Business processes today are more complex than ever to satisfy unprecedented customer expectations around instant feedback, continuous product improvements and always-on availability. It’s no surprise that developers are in high demand and are the driving force behind new technologies, such as containers, functions and changes in established architecture paradigms.
But we’re not only talking about developers in the enterprise here. These organizational changes and new demands affect everyone, including vSphere admins and architects. Being able to quickly react to new requests and changes in scope from different lines of businesses is the new normal. E.g. A third-party that needs to be integrated into a vSphere environment, a newly rolled out automation tool that interacts with vCenter Server, an external database (CMDB) to persist all audit events from your vSphere infrastructure or a messaging system like Slack where the new DevOps team requests alerts to be sent to.
Without immediately noticing, we are entering a highly interconnected world with tens or hundreds of services connected to and dependent on each other to fulfill these complex business needs. This is not without consequences to an organization’s vSphere environment and vCenter Server in particular. vSphere administrators and architects must balance business requirements and timeliness with operational concerns, such as:
- Security – How do we keep vCenter Server secure but also allow business units to connect and integrate?
- Stability – How do we prevent vCenter Server from becoming a bottleneck in the overall architecture as the number of consumers grows, often unpredictably?
- Extensibility – How do we potentially allow any system to integrate into vCenter Server, even though vCenter Server or a particular solution might not support it out of the box – or never will?
The typical approach to address these concerns, such as writing an ad hoc (PowerCLI) script, executing a periodic (cron) job to pull out data from vCenter Server, or using one of the vSphere SDKs, may not scale with these new demands. We are forced to reevaluate our design choices and toolset. Fortunately, we are not the first ones to solve this…
With the rise of container platforms and serverless computing, such as Kubernetes and AWS Lambda, developers are changing the way they design modern applications by embracing events as a first-class concept. This is what we refer to as event-driven architectures (EDA). You might recall that vCenter has supported events almost from its inception. This poses an interesting question. Can we apply this design approach to vSphere as well?
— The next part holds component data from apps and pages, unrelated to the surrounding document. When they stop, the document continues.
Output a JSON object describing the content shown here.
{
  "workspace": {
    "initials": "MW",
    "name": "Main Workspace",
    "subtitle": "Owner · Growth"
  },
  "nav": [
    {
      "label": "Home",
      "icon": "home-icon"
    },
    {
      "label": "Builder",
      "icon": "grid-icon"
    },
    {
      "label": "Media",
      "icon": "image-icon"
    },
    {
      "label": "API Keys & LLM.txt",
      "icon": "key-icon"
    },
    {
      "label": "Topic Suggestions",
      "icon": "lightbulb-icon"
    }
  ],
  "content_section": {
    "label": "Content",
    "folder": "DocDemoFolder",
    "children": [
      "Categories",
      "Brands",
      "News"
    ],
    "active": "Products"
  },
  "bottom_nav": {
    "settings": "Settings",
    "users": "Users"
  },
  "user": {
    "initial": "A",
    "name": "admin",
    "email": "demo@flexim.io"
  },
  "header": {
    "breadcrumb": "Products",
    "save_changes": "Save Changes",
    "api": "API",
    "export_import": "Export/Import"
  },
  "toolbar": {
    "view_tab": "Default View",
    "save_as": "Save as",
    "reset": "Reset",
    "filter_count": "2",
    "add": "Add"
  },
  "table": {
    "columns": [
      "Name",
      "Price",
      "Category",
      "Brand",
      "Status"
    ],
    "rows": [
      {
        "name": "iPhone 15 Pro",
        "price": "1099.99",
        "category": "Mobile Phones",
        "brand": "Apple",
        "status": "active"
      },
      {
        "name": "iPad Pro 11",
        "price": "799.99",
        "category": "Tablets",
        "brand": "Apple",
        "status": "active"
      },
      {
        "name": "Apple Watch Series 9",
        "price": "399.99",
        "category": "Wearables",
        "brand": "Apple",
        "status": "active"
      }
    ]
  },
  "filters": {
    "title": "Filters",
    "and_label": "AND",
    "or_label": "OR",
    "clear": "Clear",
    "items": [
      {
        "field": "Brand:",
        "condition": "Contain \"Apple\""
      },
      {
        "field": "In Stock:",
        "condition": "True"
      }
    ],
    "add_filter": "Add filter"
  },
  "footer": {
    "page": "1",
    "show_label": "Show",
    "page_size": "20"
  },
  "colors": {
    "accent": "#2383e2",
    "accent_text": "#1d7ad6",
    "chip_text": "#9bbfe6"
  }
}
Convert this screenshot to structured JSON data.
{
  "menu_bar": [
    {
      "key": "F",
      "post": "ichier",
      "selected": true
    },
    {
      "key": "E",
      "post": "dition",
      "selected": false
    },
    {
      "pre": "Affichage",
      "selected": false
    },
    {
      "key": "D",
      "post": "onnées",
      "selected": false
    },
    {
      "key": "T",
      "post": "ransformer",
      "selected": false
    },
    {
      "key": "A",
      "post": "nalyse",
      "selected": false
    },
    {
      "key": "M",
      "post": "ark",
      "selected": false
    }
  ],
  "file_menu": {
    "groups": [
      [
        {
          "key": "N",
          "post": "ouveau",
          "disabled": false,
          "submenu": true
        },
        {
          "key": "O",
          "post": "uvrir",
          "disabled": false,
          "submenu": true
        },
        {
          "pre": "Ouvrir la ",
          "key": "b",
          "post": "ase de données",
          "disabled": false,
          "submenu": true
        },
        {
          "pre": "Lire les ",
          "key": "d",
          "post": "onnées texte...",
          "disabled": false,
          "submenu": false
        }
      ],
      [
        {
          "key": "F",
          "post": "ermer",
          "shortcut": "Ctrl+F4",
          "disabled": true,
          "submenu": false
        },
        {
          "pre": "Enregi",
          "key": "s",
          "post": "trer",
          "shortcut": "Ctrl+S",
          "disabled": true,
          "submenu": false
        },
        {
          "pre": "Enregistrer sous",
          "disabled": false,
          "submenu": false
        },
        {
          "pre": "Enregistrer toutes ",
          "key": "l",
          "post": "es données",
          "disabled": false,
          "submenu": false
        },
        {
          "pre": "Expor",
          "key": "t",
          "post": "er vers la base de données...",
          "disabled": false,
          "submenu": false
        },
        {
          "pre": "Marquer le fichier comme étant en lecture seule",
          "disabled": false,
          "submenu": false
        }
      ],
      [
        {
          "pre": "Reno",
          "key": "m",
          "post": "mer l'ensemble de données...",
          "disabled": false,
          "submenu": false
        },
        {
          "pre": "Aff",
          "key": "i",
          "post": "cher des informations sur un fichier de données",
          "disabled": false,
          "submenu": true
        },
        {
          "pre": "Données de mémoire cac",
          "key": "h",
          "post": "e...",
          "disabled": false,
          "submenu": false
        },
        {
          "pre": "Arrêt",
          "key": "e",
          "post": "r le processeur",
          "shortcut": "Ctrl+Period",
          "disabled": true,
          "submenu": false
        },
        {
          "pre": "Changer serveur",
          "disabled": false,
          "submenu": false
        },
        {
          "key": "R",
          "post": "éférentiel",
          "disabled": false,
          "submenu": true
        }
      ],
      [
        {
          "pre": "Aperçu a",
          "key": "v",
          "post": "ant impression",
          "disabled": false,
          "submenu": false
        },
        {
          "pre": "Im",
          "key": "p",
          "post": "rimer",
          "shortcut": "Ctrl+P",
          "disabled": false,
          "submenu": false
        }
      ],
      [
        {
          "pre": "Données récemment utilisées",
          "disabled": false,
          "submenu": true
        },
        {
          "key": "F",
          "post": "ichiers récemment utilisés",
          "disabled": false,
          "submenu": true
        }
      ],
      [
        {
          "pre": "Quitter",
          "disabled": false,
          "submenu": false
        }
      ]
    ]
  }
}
In our recent VMworld 2019 session, “If This Then That” for vSphere – The Power of Event-Driven Automation we explored this space in greater detail. We also demoed a prototype of a soon to be released Virtual Appliance (VMware Fling) which can get you started quickly. Make sure you watch this VMworld US session to find out more or attend it live at the upcoming VMworld Europe event.
Note: You will need to sign in with a free VMworld account to view the video.
It’s never been more exciting to be part of the technology industry. Similar to how Project Pacific is evolving vSphere to become a modern application platform, could vCenter Server evolve to become an easy to use compute engine for event-triggered function execution and lightweight systems integration?
If you think VMware should continue to explore this space or have any feedback, we would love to hear from you. Feel free to reach out to us on Twitter and share your feedback: William (@lamw) and Michael (@embano1).
William Lam is a Staff Solutions Architect on the VMware Cloud on AWS team. He primarily focuses on Automation, Integration and Operation of our Software-Defined Datacenter (SDDC). He works closely with various engineering teams within VMware to help provide early feedback on usability, design and architecture.
Michael Gasch is an Application Platform Architect and distributed Systems Engineer in the Office of the CTO at VMware. He works closely with our customers and VMware R&D to advance all things Kubernetes on the VMware Software-Defined Data Center.